As the profiles of Washington’s nine key business sectors demonstrate elsewhere in this guide, the diversity of Washington’s population and natural ecosystem finds an apt parallel in the state’s complementary array of industries.
And with companies as with people or species, that diversity breeds strength.
Look no further than the 2020 Manufacturing Scorecard produced by the Center for Business and Economic Research (CBER) at Ball State University. One of the nine metrics employed by this annual publication is sector diversification, where Washington is one of only five states in the nation to receive an “A.” (It also receives an “A” in human capital.)
“States that concentrate their manufacturing activity in a single sector are more vulnerable to changes within that specific sector, including changes in employment and income as demand for specific goods change,” notes the CBER. “Policies that seek to diversify the economy are typically pursued in concert with efforts to strengthen the supply chain of existing industries.”
Thus, even as Washington undergirds its longstanding aerospace and aviation strengths, it’s boosting efforts in clean tech, agribusiness and life sciences.
Diversification applies to metros as well as states. In spring 2021, WalletHub compared the 501 largest U.S. cities across three key metrics: industry diversity, occupational diversity and worker-class diversity. Federal Way, Washington, a city of approximately 100,000 within King County and the Seattle metro area, was No. 5 in the nation in industrial diversity and No. 51 overall. Situated 25 miles south of downtown Seattle and eight miles north of downtown Tacoma, the city was just incorporated in 1990, and boasts a demographic profile nearly as diverse as its business makeup.
Federal Way led the way, but wasn’t alone among Washington cities high in industrial diversification. A total of six made the top 100 (overall ranking in parentheses):
Tops in Industry Diversity
5. Federal Way (51)
26. Kent (113)
43. Vancouver (138)
51. Everett (139)
61. Renton (215)
74. Yakima (73)

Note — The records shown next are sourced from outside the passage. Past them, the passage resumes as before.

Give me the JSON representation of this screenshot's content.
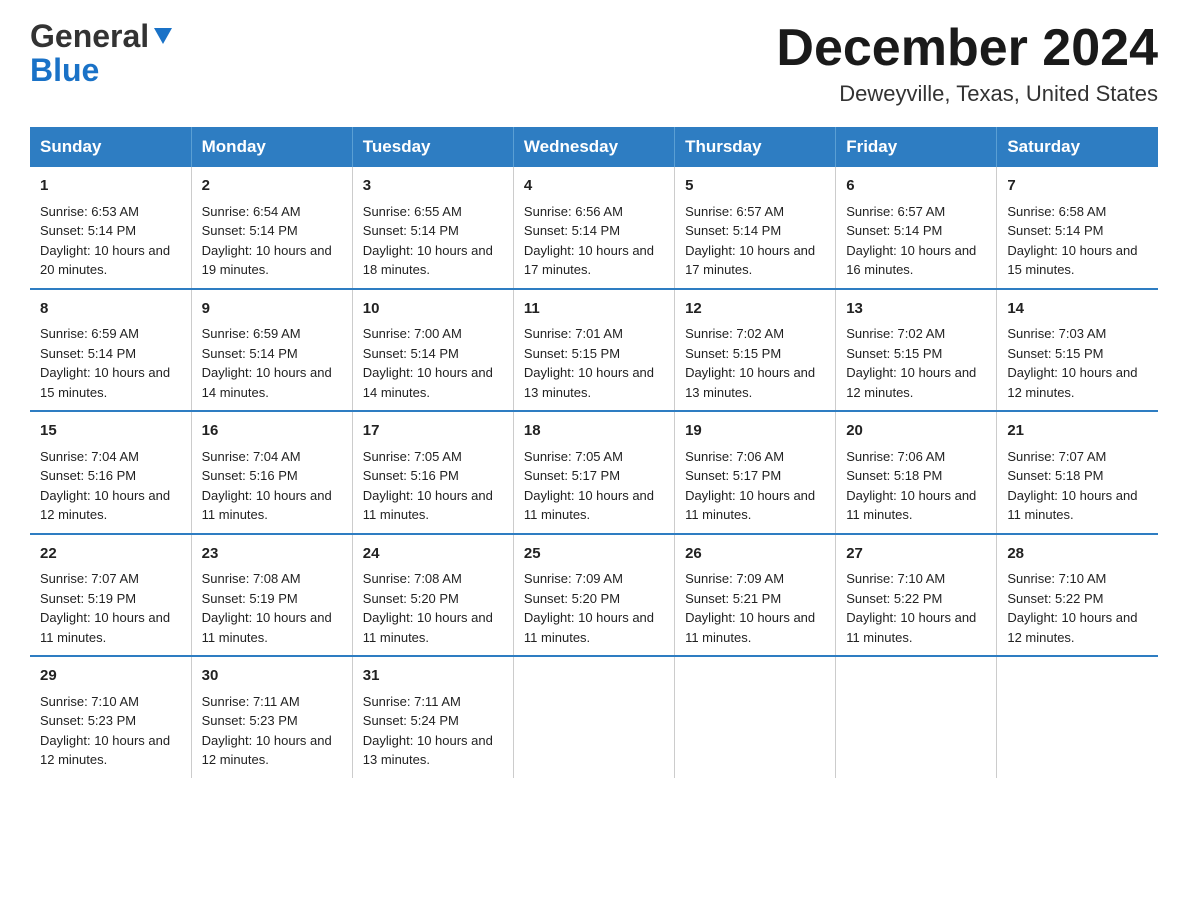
{
  "header": {
    "logo_general": "General",
    "logo_blue": "Blue",
    "title": "December 2024",
    "subtitle": "Deweyville, Texas, United States"
  },
  "days_of_week": [
    "Sunday",
    "Monday",
    "Tuesday",
    "Wednesday",
    "Thursday",
    "Friday",
    "Saturday"
  ],
  "weeks": [
    [
      {
        "day": "1",
        "sunrise": "6:53 AM",
        "sunset": "5:14 PM",
        "daylight": "10 hours and 20 minutes."
      },
      {
        "day": "2",
        "sunrise": "6:54 AM",
        "sunset": "5:14 PM",
        "daylight": "10 hours and 19 minutes."
      },
      {
        "day": "3",
        "sunrise": "6:55 AM",
        "sunset": "5:14 PM",
        "daylight": "10 hours and 18 minutes."
      },
      {
        "day": "4",
        "sunrise": "6:56 AM",
        "sunset": "5:14 PM",
        "daylight": "10 hours and 17 minutes."
      },
      {
        "day": "5",
        "sunrise": "6:57 AM",
        "sunset": "5:14 PM",
        "daylight": "10 hours and 17 minutes."
      },
      {
        "day": "6",
        "sunrise": "6:57 AM",
        "sunset": "5:14 PM",
        "daylight": "10 hours and 16 minutes."
      },
      {
        "day": "7",
        "sunrise": "6:58 AM",
        "sunset": "5:14 PM",
        "daylight": "10 hours and 15 minutes."
      }
    ],
    [
      {
        "day": "8",
        "sunrise": "6:59 AM",
        "sunset": "5:14 PM",
        "daylight": "10 hours and 15 minutes."
      },
      {
        "day": "9",
        "sunrise": "6:59 AM",
        "sunset": "5:14 PM",
        "daylight": "10 hours and 14 minutes."
      },
      {
        "day": "10",
        "sunrise": "7:00 AM",
        "sunset": "5:14 PM",
        "daylight": "10 hours and 14 minutes."
      },
      {
        "day": "11",
        "sunrise": "7:01 AM",
        "sunset": "5:15 PM",
        "daylight": "10 hours and 13 minutes."
      },
      {
        "day": "12",
        "sunrise": "7:02 AM",
        "sunset": "5:15 PM",
        "daylight": "10 hours and 13 minutes."
      },
      {
        "day": "13",
        "sunrise": "7:02 AM",
        "sunset": "5:15 PM",
        "daylight": "10 hours and 12 minutes."
      },
      {
        "day": "14",
        "sunrise": "7:03 AM",
        "sunset": "5:15 PM",
        "daylight": "10 hours and 12 minutes."
      }
    ],
    [
      {
        "day": "15",
        "sunrise": "7:04 AM",
        "sunset": "5:16 PM",
        "daylight": "10 hours and 12 minutes."
      },
      {
        "day": "16",
        "sunrise": "7:04 AM",
        "sunset": "5:16 PM",
        "daylight": "10 hours and 11 minutes."
      },
      {
        "day": "17",
        "sunrise": "7:05 AM",
        "sunset": "5:16 PM",
        "daylight": "10 hours and 11 minutes."
      },
      {
        "day": "18",
        "sunrise": "7:05 AM",
        "sunset": "5:17 PM",
        "daylight": "10 hours and 11 minutes."
      },
      {
        "day": "19",
        "sunrise": "7:06 AM",
        "sunset": "5:17 PM",
        "daylight": "10 hours and 11 minutes."
      },
      {
        "day": "20",
        "sunrise": "7:06 AM",
        "sunset": "5:18 PM",
        "daylight": "10 hours and 11 minutes."
      },
      {
        "day": "21",
        "sunrise": "7:07 AM",
        "sunset": "5:18 PM",
        "daylight": "10 hours and 11 minutes."
      }
    ],
    [
      {
        "day": "22",
        "sunrise": "7:07 AM",
        "sunset": "5:19 PM",
        "daylight": "10 hours and 11 minutes."
      },
      {
        "day": "23",
        "sunrise": "7:08 AM",
        "sunset": "5:19 PM",
        "daylight": "10 hours and 11 minutes."
      },
      {
        "day": "24",
        "sunrise": "7:08 AM",
        "sunset": "5:20 PM",
        "daylight": "10 hours and 11 minutes."
      },
      {
        "day": "25",
        "sunrise": "7:09 AM",
        "sunset": "5:20 PM",
        "daylight": "10 hours and 11 minutes."
      },
      {
        "day": "26",
        "sunrise": "7:09 AM",
        "sunset": "5:21 PM",
        "daylight": "10 hours and 11 minutes."
      },
      {
        "day": "27",
        "sunrise": "7:10 AM",
        "sunset": "5:22 PM",
        "daylight": "10 hours and 11 minutes."
      },
      {
        "day": "28",
        "sunrise": "7:10 AM",
        "sunset": "5:22 PM",
        "daylight": "10 hours and 12 minutes."
      }
    ],
    [
      {
        "day": "29",
        "sunrise": "7:10 AM",
        "sunset": "5:23 PM",
        "daylight": "10 hours and 12 minutes."
      },
      {
        "day": "30",
        "sunrise": "7:11 AM",
        "sunset": "5:23 PM",
        "daylight": "10 hours and 12 minutes."
      },
      {
        "day": "31",
        "sunrise": "7:11 AM",
        "sunset": "5:24 PM",
        "daylight": "10 hours and 13 minutes."
      },
      {
        "day": "",
        "sunrise": "",
        "sunset": "",
        "daylight": ""
      },
      {
        "day": "",
        "sunrise": "",
        "sunset": "",
        "daylight": ""
      },
      {
        "day": "",
        "sunrise": "",
        "sunset": "",
        "daylight": ""
      },
      {
        "day": "",
        "sunrise": "",
        "sunset": "",
        "daylight": ""
      }
    ]
  ],
  "labels": {
    "sunrise": "Sunrise:",
    "sunset": "Sunset:",
    "daylight": "Daylight:"
  }
}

In the past five years alone, the Conway Data Projects Database has tracked 17 major corporate facility investments across Vancouver, Everett, Renton and Yakima alone, including a $32 million investment by Bellevue-based longhaul truck maker Paccar in Renton; a long list of manufacturing and distribution projects in Vancouver from the likes of The Home Depot, Printforia and Maruichi American; and a new headquarters, manufacturing and distribution site from electric aviation company magniX in Everett completed earlier this year.
Featuring over 40,000 square feet, magniX’s new facilities consolidate all of its Australia and Redmond operations under one roof to be home to the global headquarters, engineering, manufacturing and testing of its electric propulsion systems. CEO Roei Ganzarski said the company “continues to make tremendous progress toward revolutionizing commercial aviation and our new facility is a representation of that progress. I am excited to see efficient and clean electric aircraft propulsion systems of varying power ranges coming out of this facility and heading to customers.”
The company’s multiple activities on site and its business development across more than one sector demonstrates it pays to be an industrially diverse company too — albeit one firmly planted in a longstanding seedbed of innovation.
“Washington’s century-plus of aerospace innovation creates an exceptional environment for developing and piloting new technologies,” said Lisa Brown, director of the state Department of Commerce, at the company’s opening in January 2021. “Additionally, we are aggressively addressing climate change by embracing clean energy throughout our transportation sector, from vehicles to trucks, to ferries and aircraft. magniX is the leader in the development of electric aircraft motors, and we are thrilled they have chosen Washington as their initial manufacturing location.”